**YOUR TASK**
Your task is to give the listing below back word for word, pictures excluded.

**THE DATA**
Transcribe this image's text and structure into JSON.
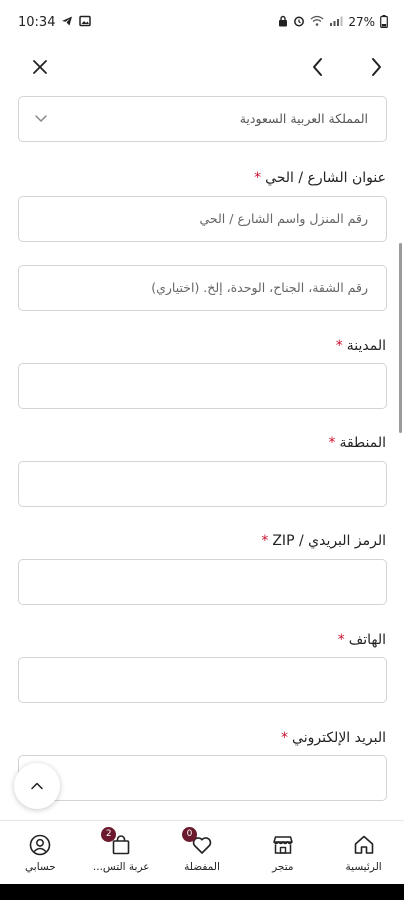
{
  "status_bar": {
    "time": "10:34",
    "battery": "27%"
  },
  "form": {
    "country_value": "المملكة العربية السعودية",
    "street_label": "عنوان الشارع / الحي",
    "street_placeholder": "رقم المنزل واسم الشارع / الحي",
    "apartment_placeholder": "رقم الشقة، الجناح، الوحدة، إلخ. (اختياري)",
    "city_label": "المدينة",
    "region_label": "المنطقة",
    "zip_label": "الرمز البريدي / ZIP",
    "phone_label": "الهاتف",
    "email_label": "البريد الإلكتروني",
    "required_mark": "*"
  },
  "bottom_nav": {
    "items": [
      {
        "label": "الرئيسية",
        "icon": "home-icon"
      },
      {
        "label": "متجر",
        "icon": "store-icon"
      },
      {
        "label": "المفضلة",
        "icon": "heart-icon",
        "badge": "0"
      },
      {
        "label": "عربة التس...",
        "icon": "shopping-bag-icon",
        "badge": "2"
      },
      {
        "label": "حسابي",
        "icon": "user-icon"
      }
    ]
  },
  "colors": {
    "accent": "#6b1a2e",
    "required": "#c8102e"
  }
}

**FINAL ANSWER**
Transcribe this image's text and structure into JSON.
{
  "status_bar": {
    "time": "10:34",
    "battery": "27%"
  },
  "form": {
    "country_value": "المملكة العربية السعودية",
    "street_label": "عنوان الشارع / الحي",
    "street_placeholder": "رقم المنزل واسم الشارع / الحي",
    "apartment_placeholder": "رقم الشقة، الجناح، الوحدة، إلخ. (اختياري)",
    "city_label": "المدينة",
    "region_label": "المنطقة",
    "zip_label": "الرمز البريدي / ZIP",
    "phone_label": "الهاتف",
    "email_label": "البريد الإلكتروني",
    "required_mark": "*"
  },
  "bottom_nav": {
    "items": [
      {
        "label": "الرئيسية",
        "icon": "home-icon"
      },
      {
        "label": "متجر",
        "icon": "store-icon"
      },
      {
        "label": "المفضلة",
        "icon": "heart-icon",
        "badge": "0"
      },
      {
        "label": "عربة التس...",
        "icon": "shopping-bag-icon",
        "badge": "2"
      },
      {
        "label": "حسابي",
        "icon": "user-icon"
      }
    ]
  },
  "colors": {
    "accent": "#6b1a2e",
    "required": "#c8102e"
  }
}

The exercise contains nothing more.